Browsing Tag

Streamer fishing

Night Fishing Tips/Tactics

Night Fishing for Trout — Drifting and Swinging Flies

on
August 5, 2018
Night fishing with a fly rod isn’t for beginners. Rather, it’s for the well-seasoned angler who doesn’t mind feeling like he’s green again. Enough is different about the night game that your whole system seems turned upside down. Trout hold in peculiar places and behave in strange ways. Flies that you’d never consider in the daylight become your new confidence patterns after dark. And your tippet isn’t really tippet anymore — it’s a chunk of thick, stiff monofilament, designed for setting the hook hard and holding on.
Fifty Tips Tips/Tactics

Fifty Fly Fishing Tips: #49 — Your Line Hand

on
July 8, 2018
Ever feel like your dominant hand has all the fun? It holds an ice cream cone, throws a football and sets the hook on your biggest trout. Your off hand is so neglected that at times you might forget what it’s used for. Fishing with a spinning rod keeps your other hand busy — constantly doing the reel work. But we aren’t reeling in line much while fly fishing, right? And at the close distances we often fish for trout, it’s easy to forget to keep the line hand involved.

So this is another one of those “Duh” tips.

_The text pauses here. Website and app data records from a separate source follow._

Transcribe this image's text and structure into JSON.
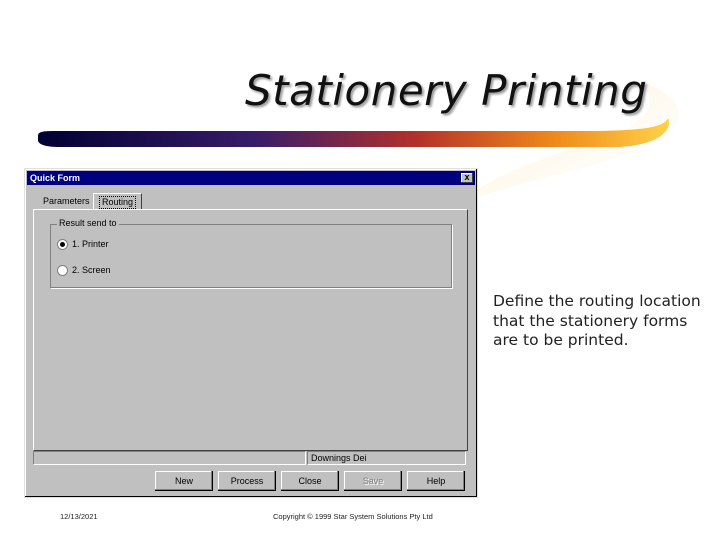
{
  "slide": {
    "title": "Stationery Printing",
    "description": "Define the routing location that the stationery forms are to be printed.",
    "footer_date": "12/13/2021",
    "footer_copyright": "Copyright © 1999 Star System Solutions Pty Ltd"
  },
  "window": {
    "title": "Quick Form",
    "close_label": "x",
    "tabs": [
      {
        "label": "Parameters"
      },
      {
        "label": "Routing",
        "active": true
      }
    ],
    "group_label": "Result send to",
    "radio_options": [
      {
        "label": "1. Printer",
        "checked": true
      },
      {
        "label": "2. Screen",
        "checked": false
      }
    ],
    "status_left": "",
    "status_right": "Downings Dei",
    "buttons": [
      {
        "label": "New",
        "enabled": true
      },
      {
        "label": "Process",
        "enabled": true
      },
      {
        "label": "Close",
        "enabled": true
      },
      {
        "label": "Save",
        "enabled": false
      },
      {
        "label": "Help",
        "enabled": true
      }
    ]
  }
}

It’s the kind of thing that seems obvious. And yet, by considering all of the tasks for the line hand, we become better anglers. It’s always the little things that make a difference in life. It’s the basics, refined to perfection (or something close to it) that make us better — that bring more fish to hand.

Fifty Tips Tips/Tactics

Fifty Fly Fishing Tips: #47 — See the Dead Drift

on
June 24, 2018
The dead drift. That’s what it’s all about, right? It’s the baseline for a decent presentation and the starting point for real success in fly fishing. Oh sure, we strip streamers. We swing wet flies. And on occasion we may dance an Elk Hair Caddis on its hackle across the river. But by and large, the dead drift is our objective when fishing for trout — especially wild ones . . .
Tips/Tactics

One Great Fly Casting Tip

on
April 11, 2018
I guess I take casting with a fly rod for granted. It’s not that I’m some fantastic caster or I don’t have my struggles, but in truth, I can usually put the fly where I want it. And after all these years watching good and bad casting from other anglers, I believe the difference comes down to one key element — speed.

My own education happened naturally. Over a period of years, fishing day in and day out, I developed a casting technique and style that works for me. But it took time, and not everyone has that luxury. Inevitably, the anglers I meet who struggle to cast a fly, whether working with a dry line, tight line nymphing, whether casting wets or streamers, it comes down to one thing. They aren’t aggressive enough.

The fly rod needs an angler who will take control and be bossy. Good casting requires acceleration between 10:00 and 2:00, with hard, deliberate stops at those points. That’s what I mean by aggressive. The cast should be crisp. It must stop between two positions, and it must stop with purpose. The casting stroke should never be lazy, and it should not be cautious. Otherwise, fly placement and accuracy falls apart.

Tips/Tactics

Where is My Fly?

on
March 28, 2018
John looked back and glared at me through his copper lenses. He was frustrated, exasperated and worn out. I’d just told John, for the third time, to drift his fly on the inside of a large midstream boulder. But his cast and the resulting drift were far away from the mark and even further away from any chance of hooking a trout. So I started to speak the sentence again, a little lighter this time, with a little more empathy.

“Just drift your fly on the inside of . . .”

John interrupted. He shook his head in anger and leaned in toward me.

“Man, if I could see the fly, I’d put it there.”